In the Summit communique, leaders agreed to
“…take steps to eliminate loopholes that allow corruption to thrive through the misuse of these entities, and work, in accordance with national law, to ensure a level playing field between foreign and domestic companies in respect of requirements to provide beneficial ownership information.”
At the Anti-Corruption Summit, the UK committed to “establish a public register of company beneficial ownership information for foreign companies who already own or buy property in the UK, or who bid on central government contracts.” Then-Prime Minister David Cameron said that public registers of beneficial ownership information were the “gold standard”, and every country should ultimately aim to have them.
This commitment was also reiterated in the UK’s Open Government Partnership 2016 – 2018 National Action Plan, and legislation is scheduled to be passed on the register by April 2018.
The UK opened a call for evidence on a beneficial ownership register to increase the transparency of overseas investment in property and public contracts in April 2017. As of early 2018, the results of the consultation are yet to be published.
In January 2018 the UK Government announced that the UK will not put forward primary legislation on introducing a public register, revealing the true owners of overseas companies buying UK property, until at least summer 2019. This means the Government will miss its original deadline of April 2018.
As Rachel Davies Teka, Head of Advocacy at TI-UK, said (17 January 2018):
“Although I welcome a clear timetable being laid out, I am disappointed by the significant delay to primary legislation given the fact that the policy has cross party support, and has already undergone two consultations.
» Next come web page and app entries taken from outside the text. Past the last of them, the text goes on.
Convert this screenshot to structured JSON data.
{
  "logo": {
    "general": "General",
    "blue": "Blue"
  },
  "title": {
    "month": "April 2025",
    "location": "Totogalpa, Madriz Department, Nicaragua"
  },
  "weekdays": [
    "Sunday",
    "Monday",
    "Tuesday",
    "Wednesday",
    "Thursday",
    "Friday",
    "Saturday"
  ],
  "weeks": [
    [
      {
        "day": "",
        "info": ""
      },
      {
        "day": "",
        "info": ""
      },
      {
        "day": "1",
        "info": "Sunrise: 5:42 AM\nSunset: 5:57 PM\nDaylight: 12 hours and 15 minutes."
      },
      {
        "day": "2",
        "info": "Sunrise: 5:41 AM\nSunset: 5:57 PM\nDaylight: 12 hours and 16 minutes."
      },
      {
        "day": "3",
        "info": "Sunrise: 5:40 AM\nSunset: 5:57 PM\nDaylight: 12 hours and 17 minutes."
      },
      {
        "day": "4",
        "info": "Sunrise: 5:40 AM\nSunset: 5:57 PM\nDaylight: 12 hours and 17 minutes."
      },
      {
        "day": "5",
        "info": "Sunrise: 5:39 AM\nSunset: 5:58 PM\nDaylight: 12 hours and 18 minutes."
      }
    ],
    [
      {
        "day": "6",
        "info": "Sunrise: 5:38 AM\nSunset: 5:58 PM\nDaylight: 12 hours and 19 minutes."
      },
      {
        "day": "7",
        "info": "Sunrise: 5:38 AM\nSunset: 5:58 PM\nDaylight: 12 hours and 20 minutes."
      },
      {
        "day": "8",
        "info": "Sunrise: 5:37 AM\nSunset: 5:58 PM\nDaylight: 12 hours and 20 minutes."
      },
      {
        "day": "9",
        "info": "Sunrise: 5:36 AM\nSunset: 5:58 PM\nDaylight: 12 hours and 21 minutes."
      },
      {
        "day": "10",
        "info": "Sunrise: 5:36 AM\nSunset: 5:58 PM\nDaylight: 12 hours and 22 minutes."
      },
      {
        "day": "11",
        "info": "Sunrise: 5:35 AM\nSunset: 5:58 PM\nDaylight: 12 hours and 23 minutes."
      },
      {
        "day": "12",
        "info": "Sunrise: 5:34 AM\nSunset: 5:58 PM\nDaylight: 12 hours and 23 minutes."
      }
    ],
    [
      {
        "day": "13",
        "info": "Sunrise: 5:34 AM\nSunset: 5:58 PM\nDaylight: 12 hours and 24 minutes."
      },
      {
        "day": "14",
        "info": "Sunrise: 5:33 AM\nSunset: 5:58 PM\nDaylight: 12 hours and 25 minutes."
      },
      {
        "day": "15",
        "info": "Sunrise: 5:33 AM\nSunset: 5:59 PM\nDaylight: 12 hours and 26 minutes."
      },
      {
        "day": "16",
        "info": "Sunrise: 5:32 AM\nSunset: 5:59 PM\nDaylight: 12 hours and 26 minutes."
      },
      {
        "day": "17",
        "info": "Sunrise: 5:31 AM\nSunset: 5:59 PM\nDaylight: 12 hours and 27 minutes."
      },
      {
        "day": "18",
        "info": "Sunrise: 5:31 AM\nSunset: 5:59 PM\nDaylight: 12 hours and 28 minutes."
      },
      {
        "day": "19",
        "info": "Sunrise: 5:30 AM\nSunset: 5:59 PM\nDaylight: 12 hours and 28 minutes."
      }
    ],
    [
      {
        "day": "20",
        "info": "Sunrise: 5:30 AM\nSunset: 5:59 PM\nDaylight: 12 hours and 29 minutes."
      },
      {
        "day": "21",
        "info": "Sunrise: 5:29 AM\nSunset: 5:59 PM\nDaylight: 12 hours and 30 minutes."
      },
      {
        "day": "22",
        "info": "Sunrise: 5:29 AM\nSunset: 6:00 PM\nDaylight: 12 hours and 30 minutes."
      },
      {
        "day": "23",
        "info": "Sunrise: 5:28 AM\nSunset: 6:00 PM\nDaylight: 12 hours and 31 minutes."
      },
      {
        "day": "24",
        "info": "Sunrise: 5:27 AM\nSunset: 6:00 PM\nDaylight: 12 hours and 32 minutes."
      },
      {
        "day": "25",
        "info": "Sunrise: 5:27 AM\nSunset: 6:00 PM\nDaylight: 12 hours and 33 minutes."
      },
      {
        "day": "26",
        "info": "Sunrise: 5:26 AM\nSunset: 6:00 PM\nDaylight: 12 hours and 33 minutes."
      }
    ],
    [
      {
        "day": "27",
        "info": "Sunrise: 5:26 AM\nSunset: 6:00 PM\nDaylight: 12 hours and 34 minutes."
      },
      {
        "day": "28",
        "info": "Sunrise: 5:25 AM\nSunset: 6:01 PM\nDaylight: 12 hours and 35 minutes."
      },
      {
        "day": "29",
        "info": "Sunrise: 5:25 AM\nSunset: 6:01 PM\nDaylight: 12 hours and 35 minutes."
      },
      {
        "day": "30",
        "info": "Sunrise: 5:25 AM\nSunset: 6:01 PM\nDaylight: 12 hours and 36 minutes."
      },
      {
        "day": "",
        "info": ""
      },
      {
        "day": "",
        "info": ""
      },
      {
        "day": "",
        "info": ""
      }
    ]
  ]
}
The longer we have to wait for this register, the longer corrupt individuals will be able to use the UK property market to hide their wealth.”
— Transparency Int’lUK (@TransparencyUK) April 5, 2017